Have you told the search engines where to find you? Do you know how visitors are interacting with your website? If not, stick around and read this blog post and learn how to set up Google Analytics.
First, we need to set up two tools:
Yes, I know, Google owns everything. But I promise these are two tools you will want install. They give you a treasure trove of data and information that you can later use to tweak your website when you are ready to take your business to the next level.
So first up, Google Search Console.
Go to the Google Webmaster landing page and click on the green “Search Console” button. It will prompt you to sign in with your Gmail or G-Suite account. If you don’t have one of these already, just set up a free Gmail to use. (It is worth it. Gmail has one of the best suite of business tools out there and I think you should be using it if you aren’t already).
Once you are logged in, click “ADD A PROPERTY” and paste your website URL into the prompt. Make sure you include the http:// or https:// in your URL. This is important. Click “Add” when done.

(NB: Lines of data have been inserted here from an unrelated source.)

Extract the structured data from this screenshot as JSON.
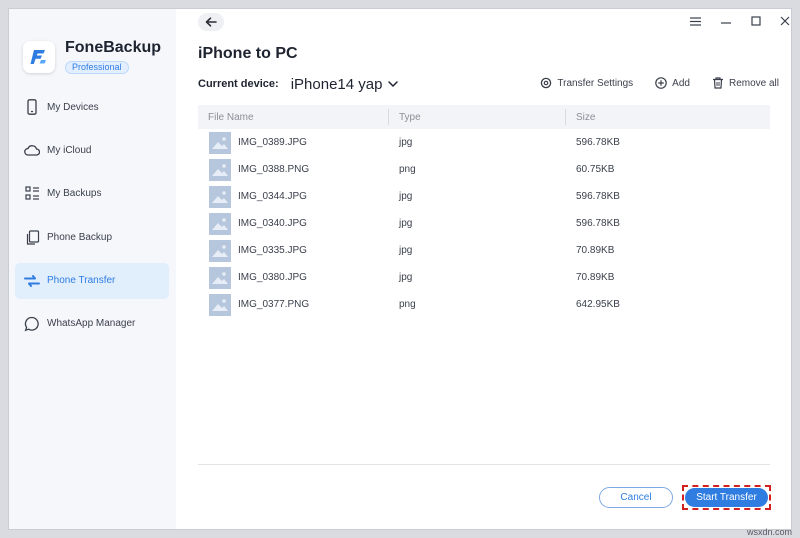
{
  "app": {
    "name": "FoneBackup",
    "edition": "Professional"
  },
  "colors": {
    "accent": "#2f7de1",
    "active_bg": "#e1eefc",
    "highlight_border": "#d21f1f"
  },
  "sidebar": {
    "items": [
      {
        "label": "My Devices",
        "icon": "phone-icon",
        "active": false
      },
      {
        "label": "My iCloud",
        "icon": "cloud-icon",
        "active": false
      },
      {
        "label": "My Backups",
        "icon": "backups-icon",
        "active": false
      },
      {
        "label": "Phone Backup",
        "icon": "phone-backup-icon",
        "active": false
      },
      {
        "label": "Phone Transfer",
        "icon": "transfer-icon",
        "active": true
      },
      {
        "label": "WhatsApp Manager",
        "icon": "whatsapp-icon",
        "active": false
      }
    ]
  },
  "header": {
    "title": "iPhone to PC",
    "device_label": "Current device:",
    "device_name": "iPhone14 yap"
  },
  "toolbar": {
    "transfer_settings": "Transfer Settings",
    "add": "Add",
    "remove_all": "Remove all"
  },
  "table": {
    "headers": {
      "name": "File Name",
      "type": "Type",
      "size": "Size"
    },
    "rows": [
      {
        "name": "IMG_0389.JPG",
        "type": "jpg",
        "size": "596.78KB"
      },
      {
        "name": "IMG_0388.PNG",
        "type": "png",
        "size": "60.75KB"
      },
      {
        "name": "IMG_0344.JPG",
        "type": "jpg",
        "size": "596.78KB"
      },
      {
        "name": "IMG_0340.JPG",
        "type": "jpg",
        "size": "596.78KB"
      },
      {
        "name": "IMG_0335.JPG",
        "type": "jpg",
        "size": "70.89KB"
      },
      {
        "name": "IMG_0380.JPG",
        "type": "jpg",
        "size": "70.89KB"
      },
      {
        "name": "IMG_0377.PNG",
        "type": "png",
        "size": "642.95KB"
      }
    ]
  },
  "footer": {
    "cancel": "Cancel",
    "start": "Start Transfer"
  },
  "watermark": "wsxdn.com"
}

Once you have done that, you will have to verify that you own that website by uploading a file or using one of their alternative methods. Choose whichever one is easiest for you.
Pro Tip: If you’re using Yoast SEO, you can verify your webmaster tools from the Yoast Settings in your WordPress dashboard.
Once you are in your Search Console dashboard, you are going to go down to Crawl > Sitemaps. This is where you will submit your sitemap to Google.
To find your Sitemap URL, you will need to either use Yoast SEO’s sitemap feature or install a plugin such as Google XML sitemaps. Your sitemap URL will generally end up being /sitemap.xml; however, you still need one of those plugins to generate the information in it for you.
Click “Add/Test Sitemap” in the upper right-hand corner and paste in your sitemap URL.
It usually takes search engines a few days to fully index your site, so you can leave this for now.
I suggest setting up a monthly reminder to come in and review your search console to check for any errors or any sites that are linking to you. As I said, this has a ton of great information about how people are finding your site and using it.
Now, on to the Treasure Island of the Internet: Google Analytics.
When it comes to Google Analytics, my knowledge only begins to scrape the surface. It is such a robust tool for your website and has so many fantastic reports that you can run. It can be difficult to learn them all. But the important thing is to get your tracking code installed, so when you are ready to start learning about your site visitors, Google has all the information it needs to generate reports.
Start by going to the Google Analytics landing page. Click on Sign In in the upper right-hand corner and click Analytics. This will prompt you to log in with your Gmail or GSuite account. Then you’ll be prompted to click “Sign Up.”
This service is free, so you don’t have to worry about any charges.
Walk through the steps to set up your Google Analytics account, making sure to paste your correct URL into the website URL field. Then go ahead and click Get Tracking ID.
You should be taken to a screen that gives you an ID that looks something like UA-XXXXXXXXX. Copy this code, and then head over to your website. It’s time to install it! This article explains how to add your tracking code to your website. Once you have completed this, you are all done.
You will begin to see the information rolling in almost immediately in Google’s Real-Time Reporting window. You will also be able to start digging into the more in-depth reports.
Some of my favorites are below (with the bold text indicating the path):
- Behavior > Content > All Pages – this shows you which pages are receiving the most views, your bounce rate (or how many people leave your site from that page), and so much more
- Behavior > Behavior Flow – this shows you how visitors are moving through your site content
- Acquisition > Search Console > Queries – this shows you the search terms people are using to find your site
- Audience > Overview – this shows you where your audience lives, their language on their device, what device they’re using plus a lot more
Google Analytics really is an endless trove of information. I’m planning on diving further into the types of monthly and annual reports I run in another post, but for now, those four above are a great place for you to keep track of how your visitors are interacting with the content we set up on your site!